verb (used with object), budg·et·ed, budg·et·ing.
verb (used without object), budg·et·ed, budg·et·ing.
Origin of budget
Examples from the Web for budgeted
Contemporary Examples of budgeted
“Heaven Is For Real,” based on the Todd Burpo bestseller, was budgeted at $12 million and took in $91 million.Bible Flicks Move Beyond the B-List
August 3, 2014
Agree on a tight monthly budget for eating out and put the budgeted amount of cash in an envelope.An Economist's Guide to Dieting and Burning Calories
Richard B. McKenzie
December 31, 2011
And the amount of money is staggering: one three-month period was budgeted at $294 million.Iraq Audit Warns of 'Bottomless Pit'
October 24, 2011
Pawlenty has budgeted $1.75 million for the straw poll, according to a Republican consultant familiar with the Pawlenty campaign.Pawlenty’s Huge Iowa Gamble
June 29, 2011
Historical Examples of budgeted
The Chancellor of the Exchequer had budgeted for five hundred millions, and was very proud.The Pretty Lady
Arnold E. Bennett
That is why 1971 Federal spending for local law enforcement will double that budgeted for 1970.
Assam has budgeted for a deficit of 14½ lakhs after the imposition of additional taxation.Freedom Through Disobedience

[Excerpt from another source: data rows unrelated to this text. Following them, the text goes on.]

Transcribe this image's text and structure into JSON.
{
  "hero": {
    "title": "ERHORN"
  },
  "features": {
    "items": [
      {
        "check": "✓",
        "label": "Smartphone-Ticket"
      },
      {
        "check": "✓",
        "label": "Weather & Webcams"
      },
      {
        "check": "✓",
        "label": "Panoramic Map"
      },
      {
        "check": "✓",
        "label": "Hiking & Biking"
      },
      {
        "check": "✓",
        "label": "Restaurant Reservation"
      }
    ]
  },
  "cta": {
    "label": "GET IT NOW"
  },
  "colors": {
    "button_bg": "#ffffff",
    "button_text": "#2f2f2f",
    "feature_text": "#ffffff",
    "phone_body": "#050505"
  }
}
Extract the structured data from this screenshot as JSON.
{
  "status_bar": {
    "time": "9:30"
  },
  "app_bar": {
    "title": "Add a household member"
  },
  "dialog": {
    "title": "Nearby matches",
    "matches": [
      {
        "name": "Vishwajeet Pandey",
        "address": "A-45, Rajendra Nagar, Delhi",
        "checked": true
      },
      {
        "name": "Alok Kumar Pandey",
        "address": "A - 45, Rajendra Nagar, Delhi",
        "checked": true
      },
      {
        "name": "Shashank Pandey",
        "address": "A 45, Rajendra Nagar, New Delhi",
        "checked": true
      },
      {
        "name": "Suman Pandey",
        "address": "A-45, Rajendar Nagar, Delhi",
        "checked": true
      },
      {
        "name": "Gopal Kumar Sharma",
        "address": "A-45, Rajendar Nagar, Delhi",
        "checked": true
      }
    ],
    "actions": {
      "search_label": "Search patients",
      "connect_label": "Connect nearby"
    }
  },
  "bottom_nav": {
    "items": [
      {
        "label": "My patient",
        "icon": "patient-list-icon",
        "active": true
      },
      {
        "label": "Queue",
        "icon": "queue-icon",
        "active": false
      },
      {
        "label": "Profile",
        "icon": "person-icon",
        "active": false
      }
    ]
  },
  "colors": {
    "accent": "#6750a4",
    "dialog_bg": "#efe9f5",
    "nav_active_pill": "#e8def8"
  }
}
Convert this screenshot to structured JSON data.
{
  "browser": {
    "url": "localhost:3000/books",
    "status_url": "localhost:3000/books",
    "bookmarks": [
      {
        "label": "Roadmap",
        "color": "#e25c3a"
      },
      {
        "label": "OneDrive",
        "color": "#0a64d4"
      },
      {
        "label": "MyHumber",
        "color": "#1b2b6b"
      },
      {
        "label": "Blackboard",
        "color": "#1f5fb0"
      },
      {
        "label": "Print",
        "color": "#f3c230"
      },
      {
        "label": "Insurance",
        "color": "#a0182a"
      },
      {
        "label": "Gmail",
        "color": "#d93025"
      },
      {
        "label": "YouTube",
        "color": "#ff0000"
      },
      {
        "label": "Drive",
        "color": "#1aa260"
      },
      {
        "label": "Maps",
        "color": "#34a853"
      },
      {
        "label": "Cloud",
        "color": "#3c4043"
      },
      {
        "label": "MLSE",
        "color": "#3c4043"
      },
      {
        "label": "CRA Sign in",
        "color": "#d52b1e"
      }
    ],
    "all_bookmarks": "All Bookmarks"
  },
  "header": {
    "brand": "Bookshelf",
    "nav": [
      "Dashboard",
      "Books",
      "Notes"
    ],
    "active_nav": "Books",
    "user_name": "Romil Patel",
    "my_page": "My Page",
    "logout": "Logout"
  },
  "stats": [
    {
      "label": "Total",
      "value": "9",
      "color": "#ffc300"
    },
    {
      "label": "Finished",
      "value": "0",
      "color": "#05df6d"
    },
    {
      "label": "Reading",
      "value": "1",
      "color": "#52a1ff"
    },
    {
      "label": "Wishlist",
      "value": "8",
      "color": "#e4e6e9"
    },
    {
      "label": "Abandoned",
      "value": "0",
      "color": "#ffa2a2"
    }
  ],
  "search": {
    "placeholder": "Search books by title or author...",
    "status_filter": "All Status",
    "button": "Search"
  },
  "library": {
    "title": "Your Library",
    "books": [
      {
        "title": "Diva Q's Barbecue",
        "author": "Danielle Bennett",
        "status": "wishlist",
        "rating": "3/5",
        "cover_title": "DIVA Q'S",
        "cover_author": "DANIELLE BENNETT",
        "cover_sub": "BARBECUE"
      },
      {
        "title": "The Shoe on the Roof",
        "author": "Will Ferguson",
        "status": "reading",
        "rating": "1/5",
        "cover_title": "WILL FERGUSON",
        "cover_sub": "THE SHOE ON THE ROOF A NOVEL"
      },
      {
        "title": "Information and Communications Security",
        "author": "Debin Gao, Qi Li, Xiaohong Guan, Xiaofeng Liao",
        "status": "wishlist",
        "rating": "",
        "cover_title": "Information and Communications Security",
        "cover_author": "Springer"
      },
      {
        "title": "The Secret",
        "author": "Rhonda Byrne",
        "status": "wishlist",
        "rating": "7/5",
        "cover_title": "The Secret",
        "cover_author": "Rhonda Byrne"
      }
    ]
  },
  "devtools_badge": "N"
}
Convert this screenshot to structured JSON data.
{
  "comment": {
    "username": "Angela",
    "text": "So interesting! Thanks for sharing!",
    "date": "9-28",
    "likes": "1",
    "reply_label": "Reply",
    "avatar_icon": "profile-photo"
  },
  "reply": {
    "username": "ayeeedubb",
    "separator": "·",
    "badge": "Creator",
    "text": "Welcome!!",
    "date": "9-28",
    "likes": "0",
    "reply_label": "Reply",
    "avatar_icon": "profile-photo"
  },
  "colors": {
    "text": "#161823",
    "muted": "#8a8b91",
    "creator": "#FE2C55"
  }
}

C. R. (Chittaranjan) Das
verb -gets, -geting or -geted
Word Origin for budget
early 15c., "leather pouch," from Middle French bougette, diminutive of Old French bouge "leather bag, wallet, pouch," from Latin bulga "leather bag," of Gaulish origin (cf. Old Irish bolg "bag," Breton bolc'h "flax pod"), from PIE *bhelgh- (see belly (n.)). Modern financial meaning (1733) is from notion of treasury minister keeping his fiscal plans in a wallet. Another 18c. transferred sense was "bundle of news," hence the use of the word as the title of some newspapers.
"to include in a (fiscal) budget," 1884, from budget (n.). Related: Budgeted; budgeting.